Last week the blog went crazy with comments from grumpy craft beer lovers, fed up with the lack of quality control in South Africa. A simple, 300-odd word post attracted more comments than any other I’ve written to date and in general, people seemed pretty pissed off. So as an antidote so the somewhat negative vibes rippling through the SA beer scene over the past seven days, here’s is a nice, positive look at where the South African beer industry is at…and where it’s hopefully heading.
This weekend I was lucky enough to attend the grand opening of Wild Clover Breweries. Well, I suppose grand re-opening would be more correct, since the brewery sold its first pint back in 2012. Either way, there was no denying that it was grand. I simply couldn’t believe the transformation. I was last at Wild Clover in September for a SouthYeasters mini-festival and had to confirm that this was the same building the event was held in. A 2000-plus litre brewhouse imported from Italy stands proudly behind glass, meaning you can sit and watch brewers Ampie and Karel at work while you sit in the super-swanky tasting room and taste the core range of four beers. Ampie has always been a great brewer, right back to his homebrewing days, but with the massive upgrade in equipment the beers are crisper and tastier than ever. As if to prove this point, the first beer Ampie brewed solo on his new system was a light lager – and we all know there’s nowhere to hide when it comes to that style. The beer was served as a welcome drink and I, for one, went back for seconds.
The brewery has been upgraded and the tasting room revamped, but that’s not all. The Wiild Clover team haven’t held back at all – there are smart new labels, awesome four-packs to take your beers home in, and the observant among you will even notice a subtle name change (‘Brewery’ has become ‘Breweries’, reflecting the fact that there are new partners involved, in the form of uniWines).
All in all, it’s pretty fabulous and I’m thrilled for Ampie and Karel. It’s the result of many years of hard work and fairly small profits, of upscaling headaches (check out their story in Beer Safari – it always makes me chuckle) and of experimental batches that sometimes worked…and sometimes did not.

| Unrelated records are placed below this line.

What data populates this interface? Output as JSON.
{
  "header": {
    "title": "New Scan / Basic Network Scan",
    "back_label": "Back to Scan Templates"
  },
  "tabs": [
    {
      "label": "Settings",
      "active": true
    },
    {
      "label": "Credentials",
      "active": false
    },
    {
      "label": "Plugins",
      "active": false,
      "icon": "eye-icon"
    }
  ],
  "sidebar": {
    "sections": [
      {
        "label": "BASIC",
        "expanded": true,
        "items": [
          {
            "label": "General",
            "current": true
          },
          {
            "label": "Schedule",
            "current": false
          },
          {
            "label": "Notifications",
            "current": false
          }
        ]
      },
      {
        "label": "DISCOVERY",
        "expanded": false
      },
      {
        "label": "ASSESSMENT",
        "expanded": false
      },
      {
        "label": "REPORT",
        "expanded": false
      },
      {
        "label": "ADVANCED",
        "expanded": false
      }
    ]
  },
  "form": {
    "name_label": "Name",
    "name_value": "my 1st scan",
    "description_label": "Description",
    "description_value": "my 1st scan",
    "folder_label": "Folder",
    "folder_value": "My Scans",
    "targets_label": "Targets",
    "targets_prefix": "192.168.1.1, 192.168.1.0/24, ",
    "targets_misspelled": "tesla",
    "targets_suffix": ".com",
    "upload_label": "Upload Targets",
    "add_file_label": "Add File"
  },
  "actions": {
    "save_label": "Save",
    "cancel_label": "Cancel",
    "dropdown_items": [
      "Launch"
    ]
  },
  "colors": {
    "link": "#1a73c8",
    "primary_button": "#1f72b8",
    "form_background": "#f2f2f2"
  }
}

People are often talking about the growth of the South African craft beer market, citing the constant string of new breweries opening across the country. But what we should perhaps be focusing on, what would be a better indicator of how our industry is blossoming, is how some of those existing breweries are expanding. Wild Clover isn’t the only well-established brewery to invest in a new, imported brewery to increase their capacity – and quality. We’ve already seen Darling Brew’s own brewhouse installed in the town that gives the brewery its name. Jack Black are busy commissioning their brewhouse, while Saggy Stone’s shiny tanks arrived from Italy just last week. And I’ve heard that Harfield, Lakeside, Red Bridge, Granite Rock and Smack Republic have either recently upscaled or have plans to do so soon.
I also hear a lot of talk about the bottom of the industry falling out – that supply is outstripping demand; that the industry is not substantial. With this I have to disagree – there is still plenty of room for growth in the South African beer scene, and the fact that breweries are doubling or tripling or decupling (it’s a word – I saw it on Wikipedia) their output suggests that they are struggling to keep up with their patrons’ thirst.
It’s hugely heartening to see brewers upping their game and to see those who have grafted for years succeeding at the hobby that first became a passion, then an obsession and finally a livelihood. Best of luck to all at Wild Clover – you deserve it!